• Exercise
Every line below that holds the string "Groups" should be copied out.

━━ Input

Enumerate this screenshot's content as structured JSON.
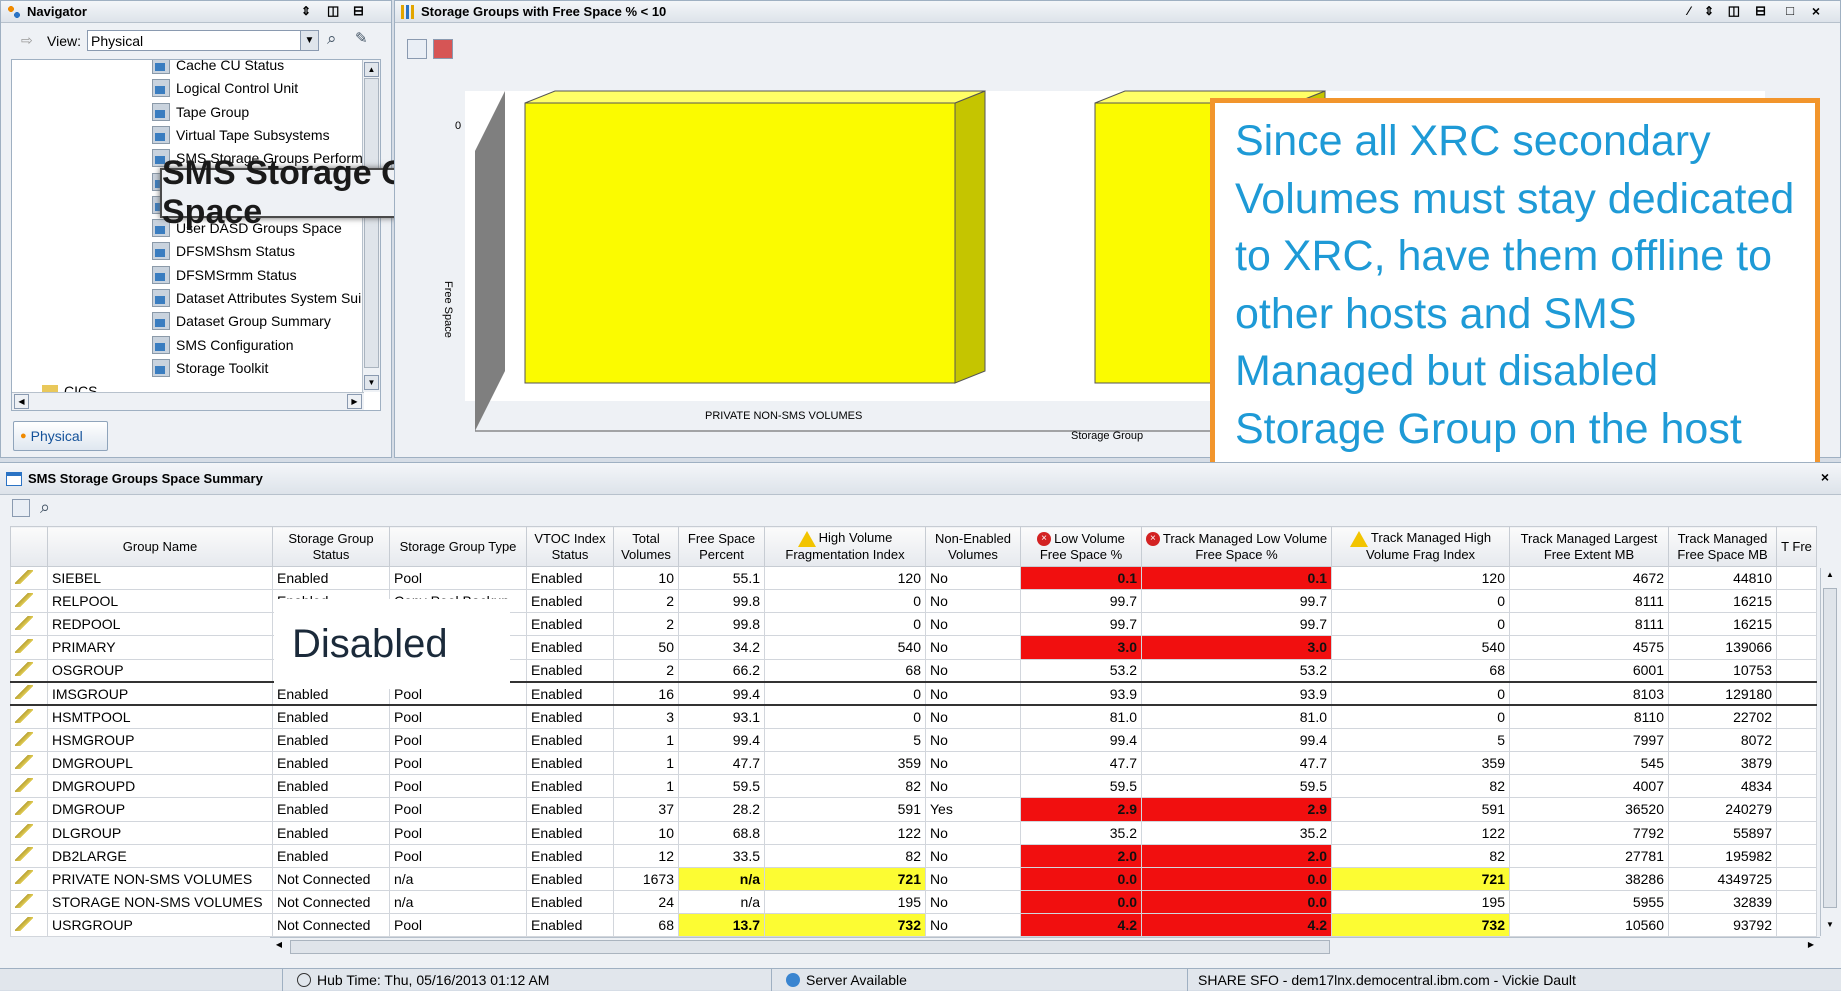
{
  "navigator": {
    "title": "Navigator",
    "view_label": "View:",
    "view_value": "Physical",
    "tree_items": [
      {
        "label": "Cache CU Status"
      },
      {
        "label": "Logical Control Unit"
      },
      {
        "label": "Tape Group"
      },
      {
        "label": "Virtual Tape Subsystems"
      },
      {
        "label": "SMS Storage Groups Perform"
      },
      {
        "label": ""
      },
      {
        "label": ""
      },
      {
        "label": "User DASD Groups Space"
      },
      {
        "label": "DFSMShsm Status"
      },
      {
        "label": "DFSMSrmm Status"
      },
      {
        "label": "Dataset Attributes System Sui"
      },
      {
        "label": "Dataset Group Summary"
      },
      {
        "label": "SMS Configuration"
      },
      {
        "label": "Storage Toolkit"
      }
    ],
    "below_item": "CICS...",
    "callout": "SMS Storage Groups Space",
    "tab_label": "Physical"
  },
  "chart_panel": {
    "title": "Storage Groups with Free Space % < 10",
    "callout": "Since all XRC secondary Volumes must stay dedicated to XRC, have them offline to other hosts and SMS Managed  but disabled Storage Group on the host with SDM"
  },
  "chart_data": {
    "type": "bar",
    "title": "",
    "xlabel": "Storage Group",
    "ylabel": "Free Space",
    "categories": [
      "PRIVATE NON-SMS VOLUMES",
      ""
    ],
    "values": [
      0,
      0
    ],
    "y_tick": "0"
  },
  "summary": {
    "title": "SMS Storage Groups Space Summary",
    "disabled_overlay": "Disabled",
    "columns": [
      {
        "label": "Group Name"
      },
      {
        "label": "Storage Group Status"
      },
      {
        "label": "Storage Group Type"
      },
      {
        "label": "VTOC Index Status"
      },
      {
        "label": "Total Volumes"
      },
      {
        "label": "Free Space Percent"
      },
      {
        "label": "High Volume Fragmentation Index",
        "icon": "warning"
      },
      {
        "label": "Non-Enabled Volumes"
      },
      {
        "label": "Low Volume Free Space %",
        "icon": "error"
      },
      {
        "label": "Track Managed Low Volume Free Space %",
        "icon": "error"
      },
      {
        "label": "Track Managed High Volume Frag Index",
        "icon": "warning"
      },
      {
        "label": "Track Managed Largest Free Extent MB"
      },
      {
        "label": "Track Managed Free Space MB"
      },
      {
        "label": "T Fre"
      }
    ],
    "rows": [
      {
        "name": "SIEBEL",
        "status": "Enabled",
        "type": "Pool",
        "vtoc": "Enabled",
        "total": "10",
        "free": "55.1",
        "frag": "120",
        "nonen": "No",
        "low": "0.1",
        "tmlow": "0.1",
        "tmfrag": "120",
        "tmlarge": "4672",
        "tmfree": "44810",
        "lowColor": "red"
      },
      {
        "name": "RELPOOL",
        "status": "Enabled",
        "type": "Copy Pool Backup",
        "vtoc": "Enabled",
        "total": "2",
        "free": "99.8",
        "frag": "0",
        "nonen": "No",
        "low": "99.7",
        "tmlow": "99.7",
        "tmfrag": "0",
        "tmlarge": "8111",
        "tmfree": "16215"
      },
      {
        "name": "REDPOOL",
        "status": "",
        "type": "",
        "vtoc": "Enabled",
        "total": "2",
        "free": "99.8",
        "frag": "0",
        "nonen": "No",
        "low": "99.7",
        "tmlow": "99.7",
        "tmfrag": "0",
        "tmlarge": "8111",
        "tmfree": "16215"
      },
      {
        "name": "PRIMARY",
        "status": "",
        "type": "",
        "vtoc": "Enabled",
        "total": "50",
        "free": "34.2",
        "frag": "540",
        "nonen": "No",
        "low": "3.0",
        "tmlow": "3.0",
        "tmfrag": "540",
        "tmlarge": "4575",
        "tmfree": "139066",
        "lowColor": "red"
      },
      {
        "name": "OSGROUP",
        "status": "",
        "type": "",
        "vtoc": "Enabled",
        "total": "2",
        "free": "66.2",
        "frag": "68",
        "nonen": "No",
        "low": "53.2",
        "tmlow": "53.2",
        "tmfrag": "68",
        "tmlarge": "6001",
        "tmfree": "10753"
      },
      {
        "name": "IMSGROUP",
        "status": "Enabled",
        "type": "Pool",
        "vtoc": "Enabled",
        "total": "16",
        "free": "99.4",
        "frag": "0",
        "nonen": "No",
        "low": "93.9",
        "tmlow": "93.9",
        "tmfrag": "0",
        "tmlarge": "8103",
        "tmfree": "129180",
        "selected": true
      },
      {
        "name": "HSMTPOOL",
        "status": "Enabled",
        "type": "Pool",
        "vtoc": "Enabled",
        "total": "3",
        "free": "93.1",
        "frag": "0",
        "nonen": "No",
        "low": "81.0",
        "tmlow": "81.0",
        "tmfrag": "0",
        "tmlarge": "8110",
        "tmfree": "22702"
      },
      {
        "name": "HSMGROUP",
        "status": "Enabled",
        "type": "Pool",
        "vtoc": "Enabled",
        "total": "1",
        "free": "99.4",
        "frag": "5",
        "nonen": "No",
        "low": "99.4",
        "tmlow": "99.4",
        "tmfrag": "5",
        "tmlarge": "7997",
        "tmfree": "8072"
      },
      {
        "name": "DMGROUPL",
        "status": "Enabled",
        "type": "Pool",
        "vtoc": "Enabled",
        "total": "1",
        "free": "47.7",
        "frag": "359",
        "nonen": "No",
        "low": "47.7",
        "tmlow": "47.7",
        "tmfrag": "359",
        "tmlarge": "545",
        "tmfree": "3879"
      },
      {
        "name": "DMGROUPD",
        "status": "Enabled",
        "type": "Pool",
        "vtoc": "Enabled",
        "total": "1",
        "free": "59.5",
        "frag": "82",
        "nonen": "No",
        "low": "59.5",
        "tmlow": "59.5",
        "tmfrag": "82",
        "tmlarge": "4007",
        "tmfree": "4834"
      },
      {
        "name": "DMGROUP",
        "status": "Enabled",
        "type": "Pool",
        "vtoc": "Enabled",
        "total": "37",
        "free": "28.2",
        "frag": "591",
        "nonen": "Yes",
        "low": "2.9",
        "tmlow": "2.9",
        "tmfrag": "591",
        "tmlarge": "36520",
        "tmfree": "240279",
        "lowColor": "red"
      },
      {
        "name": "DLGROUP",
        "status": "Enabled",
        "type": "Pool",
        "vtoc": "Enabled",
        "total": "10",
        "free": "68.8",
        "frag": "122",
        "nonen": "No",
        "low": "35.2",
        "tmlow": "35.2",
        "tmfrag": "122",
        "tmlarge": "7792",
        "tmfree": "55897"
      },
      {
        "name": "DB2LARGE",
        "status": "Enabled",
        "type": "Pool",
        "vtoc": "Enabled",
        "total": "12",
        "free": "33.5",
        "frag": "82",
        "nonen": "No",
        "low": "2.0",
        "tmlow": "2.0",
        "tmfrag": "82",
        "tmlarge": "27781",
        "tmfree": "195982",
        "lowColor": "red"
      },
      {
        "name": "PRIVATE NON-SMS VOLUMES",
        "status": "Not Connected",
        "type": "n/a",
        "vtoc": "Enabled",
        "total": "1673",
        "free": "n/a",
        "frag": "721",
        "nonen": "No",
        "low": "0.0",
        "tmlow": "0.0",
        "tmfrag": "721",
        "tmlarge": "38286",
        "tmfree": "4349725",
        "lowColor": "red",
        "fragColor": "yellow"
      },
      {
        "name": "STORAGE NON-SMS VOLUMES",
        "status": "Not Connected",
        "type": "n/a",
        "vtoc": "Enabled",
        "total": "24",
        "free": "n/a",
        "frag": "195",
        "nonen": "No",
        "low": "0.0",
        "tmlow": "0.0",
        "tmfrag": "195",
        "tmlarge": "5955",
        "tmfree": "32839",
        "lowColor": "red"
      },
      {
        "name": "USRGROUP",
        "status": "Not Connected",
        "type": "Pool",
        "vtoc": "Enabled",
        "total": "68",
        "free": "13.7",
        "frag": "732",
        "nonen": "No",
        "low": "4.2",
        "tmlow": "4.2",
        "tmfrag": "732",
        "tmlarge": "10560",
        "tmfree": "93792",
        "lowColor": "red",
        "fragColor": "yellow"
      }
    ]
  },
  "status_bar": {
    "hub_time": "Hub Time: Thu, 05/16/2013 01:12 AM",
    "server": "Server Available",
    "info": "SHARE SFO - dem17lnx.democentral.ibm.com - Vickie Dault"
  },
  "colors": {
    "red": "#f10f0f",
    "yellow": "#fcfc33",
    "callout_border": "#f2952c",
    "callout_text": "#1e9ad6"
  }
}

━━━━

• Solution below
        "label": "SMS Storage Groups Perform"
        "label": "User DASD Groups Space"
    "callout": "SMS Storage Groups Space",
    "title": "Storage Groups with Free Space % < 10",
    "title": "SMS Storage Groups Space Summary",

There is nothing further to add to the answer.